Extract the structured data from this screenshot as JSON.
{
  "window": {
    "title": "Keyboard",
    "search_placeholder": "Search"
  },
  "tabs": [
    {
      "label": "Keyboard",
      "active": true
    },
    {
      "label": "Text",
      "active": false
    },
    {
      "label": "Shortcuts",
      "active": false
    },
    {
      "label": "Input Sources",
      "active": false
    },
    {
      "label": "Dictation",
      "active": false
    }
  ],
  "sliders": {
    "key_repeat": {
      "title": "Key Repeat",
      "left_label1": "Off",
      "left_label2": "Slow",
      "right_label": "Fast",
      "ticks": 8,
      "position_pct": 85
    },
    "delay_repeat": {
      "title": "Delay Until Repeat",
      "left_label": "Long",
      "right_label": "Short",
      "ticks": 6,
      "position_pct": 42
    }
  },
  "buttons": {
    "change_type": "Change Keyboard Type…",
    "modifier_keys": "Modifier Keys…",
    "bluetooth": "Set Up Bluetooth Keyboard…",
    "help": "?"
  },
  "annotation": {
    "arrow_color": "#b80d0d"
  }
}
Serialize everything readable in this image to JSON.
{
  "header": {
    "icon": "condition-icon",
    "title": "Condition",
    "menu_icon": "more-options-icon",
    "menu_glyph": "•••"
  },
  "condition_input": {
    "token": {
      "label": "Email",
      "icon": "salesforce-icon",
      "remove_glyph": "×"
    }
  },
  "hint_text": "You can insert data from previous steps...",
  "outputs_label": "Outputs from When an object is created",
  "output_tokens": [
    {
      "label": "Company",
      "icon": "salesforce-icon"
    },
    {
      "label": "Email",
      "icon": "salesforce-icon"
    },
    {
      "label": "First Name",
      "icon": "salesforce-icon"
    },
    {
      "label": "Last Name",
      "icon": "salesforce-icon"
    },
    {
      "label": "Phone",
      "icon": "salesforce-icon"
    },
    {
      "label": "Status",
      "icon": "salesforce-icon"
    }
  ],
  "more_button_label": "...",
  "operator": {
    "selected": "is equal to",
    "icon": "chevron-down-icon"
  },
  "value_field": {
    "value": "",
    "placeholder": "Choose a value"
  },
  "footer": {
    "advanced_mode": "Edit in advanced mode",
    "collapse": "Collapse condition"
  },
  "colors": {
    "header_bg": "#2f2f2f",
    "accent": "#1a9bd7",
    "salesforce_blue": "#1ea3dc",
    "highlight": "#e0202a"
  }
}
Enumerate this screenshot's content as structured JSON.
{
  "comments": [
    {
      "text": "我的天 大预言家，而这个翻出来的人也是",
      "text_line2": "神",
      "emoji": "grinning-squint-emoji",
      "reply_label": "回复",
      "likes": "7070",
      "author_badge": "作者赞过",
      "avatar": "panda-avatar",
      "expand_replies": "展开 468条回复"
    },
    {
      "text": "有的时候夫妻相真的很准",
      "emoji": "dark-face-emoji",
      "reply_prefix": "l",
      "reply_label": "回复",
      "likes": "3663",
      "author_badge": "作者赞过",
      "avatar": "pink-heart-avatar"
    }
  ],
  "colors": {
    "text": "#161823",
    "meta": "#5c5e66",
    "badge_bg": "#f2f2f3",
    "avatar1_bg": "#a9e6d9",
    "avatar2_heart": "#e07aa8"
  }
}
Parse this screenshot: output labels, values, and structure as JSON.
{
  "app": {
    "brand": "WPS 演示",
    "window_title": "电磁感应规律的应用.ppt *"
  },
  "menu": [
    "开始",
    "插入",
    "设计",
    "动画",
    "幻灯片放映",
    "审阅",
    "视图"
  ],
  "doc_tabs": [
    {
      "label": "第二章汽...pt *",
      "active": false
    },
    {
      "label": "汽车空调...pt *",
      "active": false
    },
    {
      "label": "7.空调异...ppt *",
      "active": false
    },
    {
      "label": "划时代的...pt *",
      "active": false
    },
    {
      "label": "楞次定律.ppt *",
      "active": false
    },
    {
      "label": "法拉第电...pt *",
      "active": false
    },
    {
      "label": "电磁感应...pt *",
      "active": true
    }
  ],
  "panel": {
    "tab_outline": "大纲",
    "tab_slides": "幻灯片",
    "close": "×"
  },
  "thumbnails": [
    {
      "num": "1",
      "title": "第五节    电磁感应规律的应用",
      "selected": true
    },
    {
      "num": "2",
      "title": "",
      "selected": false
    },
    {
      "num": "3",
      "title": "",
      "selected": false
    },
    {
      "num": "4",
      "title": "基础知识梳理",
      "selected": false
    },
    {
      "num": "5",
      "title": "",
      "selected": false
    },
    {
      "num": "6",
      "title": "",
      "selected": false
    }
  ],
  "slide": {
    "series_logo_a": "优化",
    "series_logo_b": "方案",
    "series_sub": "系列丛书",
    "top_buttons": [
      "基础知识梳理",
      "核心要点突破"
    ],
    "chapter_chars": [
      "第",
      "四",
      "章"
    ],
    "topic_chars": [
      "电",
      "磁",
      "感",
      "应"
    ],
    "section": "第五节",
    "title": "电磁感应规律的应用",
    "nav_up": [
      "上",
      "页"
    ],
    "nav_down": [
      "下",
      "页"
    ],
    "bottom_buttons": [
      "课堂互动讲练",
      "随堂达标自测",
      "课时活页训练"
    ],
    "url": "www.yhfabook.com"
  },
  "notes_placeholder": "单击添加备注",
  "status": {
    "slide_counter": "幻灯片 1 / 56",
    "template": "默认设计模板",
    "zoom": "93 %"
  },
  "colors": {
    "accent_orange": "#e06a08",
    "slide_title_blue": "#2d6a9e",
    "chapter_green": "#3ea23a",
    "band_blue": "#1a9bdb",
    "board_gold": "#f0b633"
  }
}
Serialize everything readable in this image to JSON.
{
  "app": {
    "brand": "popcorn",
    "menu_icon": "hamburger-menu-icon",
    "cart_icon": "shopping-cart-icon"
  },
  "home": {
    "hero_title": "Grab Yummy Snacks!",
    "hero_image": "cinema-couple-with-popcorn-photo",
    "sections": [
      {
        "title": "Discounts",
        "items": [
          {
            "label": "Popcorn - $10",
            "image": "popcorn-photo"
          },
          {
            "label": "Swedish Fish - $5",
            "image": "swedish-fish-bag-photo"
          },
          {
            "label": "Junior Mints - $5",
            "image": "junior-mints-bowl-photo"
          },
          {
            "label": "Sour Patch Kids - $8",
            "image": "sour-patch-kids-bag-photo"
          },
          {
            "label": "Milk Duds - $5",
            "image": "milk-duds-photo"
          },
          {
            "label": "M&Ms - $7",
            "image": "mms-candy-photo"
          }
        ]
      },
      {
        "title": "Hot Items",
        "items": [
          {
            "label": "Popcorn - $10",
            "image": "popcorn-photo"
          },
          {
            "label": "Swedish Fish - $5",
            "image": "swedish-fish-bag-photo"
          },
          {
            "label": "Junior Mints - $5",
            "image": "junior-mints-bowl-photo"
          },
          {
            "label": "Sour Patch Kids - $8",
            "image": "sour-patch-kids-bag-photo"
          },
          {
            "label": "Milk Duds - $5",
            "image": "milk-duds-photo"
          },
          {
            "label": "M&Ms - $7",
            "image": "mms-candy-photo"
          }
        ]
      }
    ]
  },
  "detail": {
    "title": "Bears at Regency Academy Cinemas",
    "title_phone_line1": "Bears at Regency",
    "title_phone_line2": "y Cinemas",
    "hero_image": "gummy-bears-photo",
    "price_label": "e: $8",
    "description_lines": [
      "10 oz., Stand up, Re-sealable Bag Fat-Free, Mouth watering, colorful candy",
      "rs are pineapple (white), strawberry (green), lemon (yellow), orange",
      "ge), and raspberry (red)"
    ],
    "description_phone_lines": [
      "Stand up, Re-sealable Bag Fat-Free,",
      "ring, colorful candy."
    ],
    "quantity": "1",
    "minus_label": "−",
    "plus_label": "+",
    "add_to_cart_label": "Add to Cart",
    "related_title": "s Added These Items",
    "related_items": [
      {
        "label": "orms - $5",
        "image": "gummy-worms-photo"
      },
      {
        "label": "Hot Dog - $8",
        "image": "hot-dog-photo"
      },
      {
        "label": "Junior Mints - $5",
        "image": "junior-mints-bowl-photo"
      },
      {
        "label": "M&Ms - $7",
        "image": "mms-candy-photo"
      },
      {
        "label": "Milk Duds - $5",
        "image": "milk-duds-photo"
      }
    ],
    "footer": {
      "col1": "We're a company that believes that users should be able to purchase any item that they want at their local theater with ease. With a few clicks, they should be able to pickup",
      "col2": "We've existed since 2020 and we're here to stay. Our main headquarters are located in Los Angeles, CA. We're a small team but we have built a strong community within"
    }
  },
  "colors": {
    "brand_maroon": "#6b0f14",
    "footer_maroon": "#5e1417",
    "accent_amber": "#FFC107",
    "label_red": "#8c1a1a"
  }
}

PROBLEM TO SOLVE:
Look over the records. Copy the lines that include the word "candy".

RESULT:
            "image": "mms-candy-photo"
            "image": "mms-candy-photo"
      "10 oz., Stand up, Re-sealable Bag Fat-Free, Mouth watering, colorful candy",
      "ring, colorful candy."
        "image": "mms-candy-photo"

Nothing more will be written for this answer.